--- ABOUT THIS TASK ---
Whenever a line in the data holds the string "FEIRA", pull that line out.

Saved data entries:
☆ ☆ ☆ ☆ ☆

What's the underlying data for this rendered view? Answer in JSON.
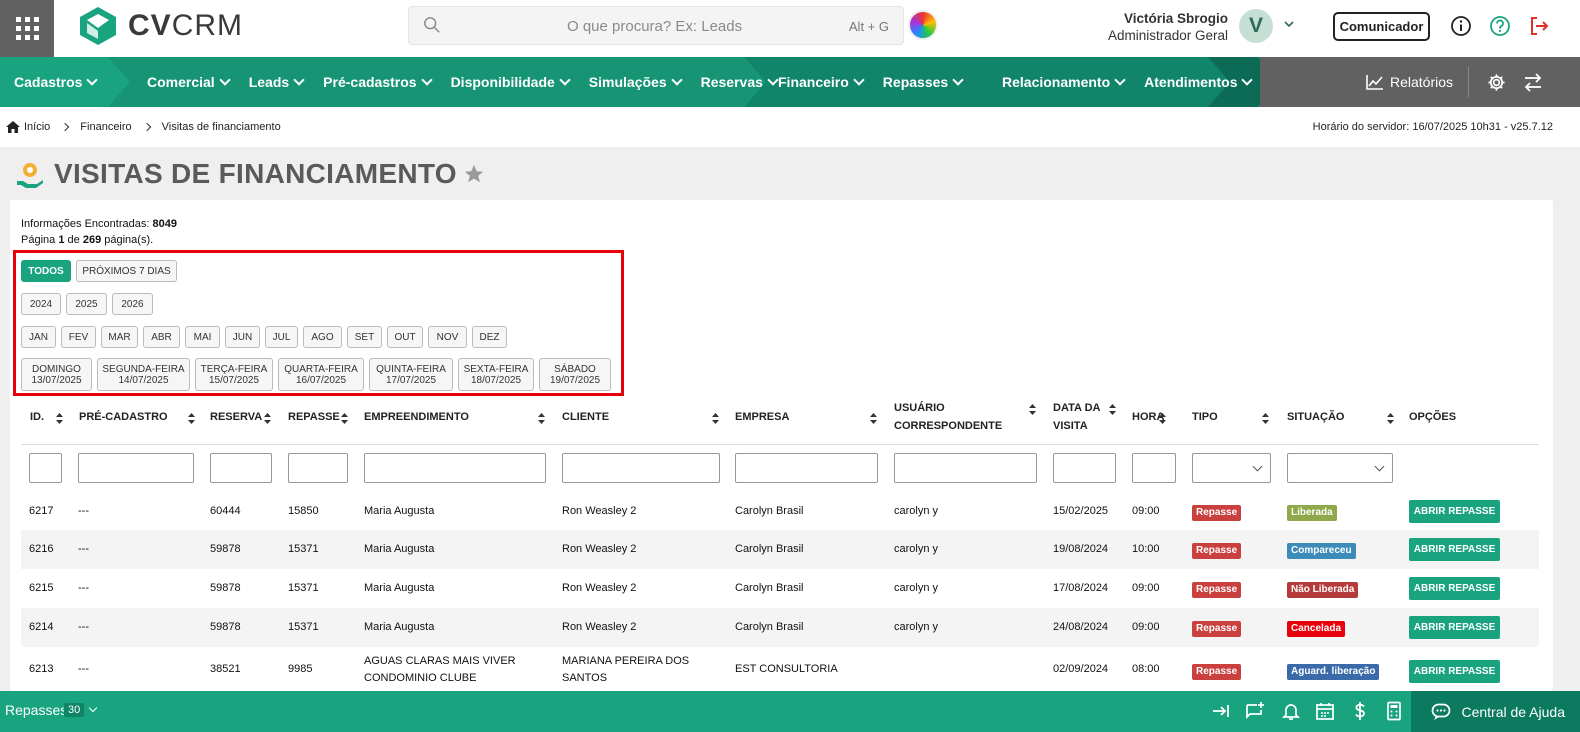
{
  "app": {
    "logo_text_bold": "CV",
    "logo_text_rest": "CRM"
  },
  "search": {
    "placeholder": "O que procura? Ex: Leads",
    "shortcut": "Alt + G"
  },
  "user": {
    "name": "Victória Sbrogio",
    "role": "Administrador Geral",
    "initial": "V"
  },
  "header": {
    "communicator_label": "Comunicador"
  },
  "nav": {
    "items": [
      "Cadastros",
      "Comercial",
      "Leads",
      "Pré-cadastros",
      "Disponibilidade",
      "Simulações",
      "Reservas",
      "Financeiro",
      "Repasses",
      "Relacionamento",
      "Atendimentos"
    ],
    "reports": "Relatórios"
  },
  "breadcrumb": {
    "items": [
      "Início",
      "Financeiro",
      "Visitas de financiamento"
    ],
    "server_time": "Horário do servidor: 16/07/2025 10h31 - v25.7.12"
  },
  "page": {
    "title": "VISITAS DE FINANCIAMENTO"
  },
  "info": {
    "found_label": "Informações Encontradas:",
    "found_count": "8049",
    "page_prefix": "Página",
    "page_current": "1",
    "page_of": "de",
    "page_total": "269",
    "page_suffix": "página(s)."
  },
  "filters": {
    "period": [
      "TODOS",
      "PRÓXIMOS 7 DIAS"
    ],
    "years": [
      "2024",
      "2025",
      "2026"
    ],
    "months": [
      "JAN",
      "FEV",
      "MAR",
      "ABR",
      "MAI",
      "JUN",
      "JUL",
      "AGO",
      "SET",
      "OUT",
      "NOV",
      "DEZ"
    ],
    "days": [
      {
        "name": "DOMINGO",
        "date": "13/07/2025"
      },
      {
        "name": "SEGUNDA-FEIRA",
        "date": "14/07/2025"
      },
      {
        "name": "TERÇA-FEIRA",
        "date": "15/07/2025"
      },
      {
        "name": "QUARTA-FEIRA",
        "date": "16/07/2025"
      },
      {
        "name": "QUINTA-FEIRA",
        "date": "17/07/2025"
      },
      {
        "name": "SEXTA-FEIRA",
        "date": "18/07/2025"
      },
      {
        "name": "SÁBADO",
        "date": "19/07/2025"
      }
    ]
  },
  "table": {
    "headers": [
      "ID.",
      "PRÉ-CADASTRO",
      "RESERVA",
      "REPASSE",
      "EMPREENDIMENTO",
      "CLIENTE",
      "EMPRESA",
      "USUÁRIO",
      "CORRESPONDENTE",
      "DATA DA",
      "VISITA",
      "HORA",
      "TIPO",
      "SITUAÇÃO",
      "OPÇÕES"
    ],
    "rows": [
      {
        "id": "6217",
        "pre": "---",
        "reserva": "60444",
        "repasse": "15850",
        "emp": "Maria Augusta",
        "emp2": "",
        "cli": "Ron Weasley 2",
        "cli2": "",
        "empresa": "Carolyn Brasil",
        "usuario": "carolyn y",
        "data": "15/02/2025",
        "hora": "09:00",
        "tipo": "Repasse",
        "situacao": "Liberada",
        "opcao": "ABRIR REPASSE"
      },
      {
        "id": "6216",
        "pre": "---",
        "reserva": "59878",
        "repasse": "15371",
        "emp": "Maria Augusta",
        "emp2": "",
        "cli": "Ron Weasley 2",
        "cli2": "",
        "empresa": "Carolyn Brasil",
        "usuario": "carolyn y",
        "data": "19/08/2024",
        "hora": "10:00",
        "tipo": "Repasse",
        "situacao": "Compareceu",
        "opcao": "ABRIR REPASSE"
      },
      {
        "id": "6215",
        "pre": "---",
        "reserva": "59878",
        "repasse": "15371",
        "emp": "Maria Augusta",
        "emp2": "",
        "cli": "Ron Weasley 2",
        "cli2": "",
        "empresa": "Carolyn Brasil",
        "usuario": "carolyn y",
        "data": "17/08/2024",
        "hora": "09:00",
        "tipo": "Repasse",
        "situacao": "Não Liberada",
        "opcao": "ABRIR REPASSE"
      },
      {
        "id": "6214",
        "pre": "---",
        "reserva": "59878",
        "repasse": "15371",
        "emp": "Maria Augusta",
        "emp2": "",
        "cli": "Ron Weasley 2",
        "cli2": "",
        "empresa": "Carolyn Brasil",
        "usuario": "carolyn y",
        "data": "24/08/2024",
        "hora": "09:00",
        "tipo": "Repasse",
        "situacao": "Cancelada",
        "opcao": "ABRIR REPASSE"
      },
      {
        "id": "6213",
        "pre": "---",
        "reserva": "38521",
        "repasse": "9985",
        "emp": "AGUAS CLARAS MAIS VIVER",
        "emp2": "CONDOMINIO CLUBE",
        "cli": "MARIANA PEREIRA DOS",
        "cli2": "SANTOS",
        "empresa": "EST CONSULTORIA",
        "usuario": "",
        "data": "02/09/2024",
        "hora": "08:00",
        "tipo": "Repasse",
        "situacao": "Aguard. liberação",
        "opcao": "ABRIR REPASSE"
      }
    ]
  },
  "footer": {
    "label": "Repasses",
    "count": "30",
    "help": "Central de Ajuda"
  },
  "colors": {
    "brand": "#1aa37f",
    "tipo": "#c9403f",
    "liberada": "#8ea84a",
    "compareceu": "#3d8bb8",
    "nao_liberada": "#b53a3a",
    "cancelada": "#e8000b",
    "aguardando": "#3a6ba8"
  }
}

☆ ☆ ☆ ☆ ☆

--- ANSWER BOX ---
        "name": "SEGUNDA-FEIRA",
        "name": "TERÇA-FEIRA",
        "name": "QUARTA-FEIRA",
        "name": "QUINTA-FEIRA",
        "name": "SEXTA-FEIRA",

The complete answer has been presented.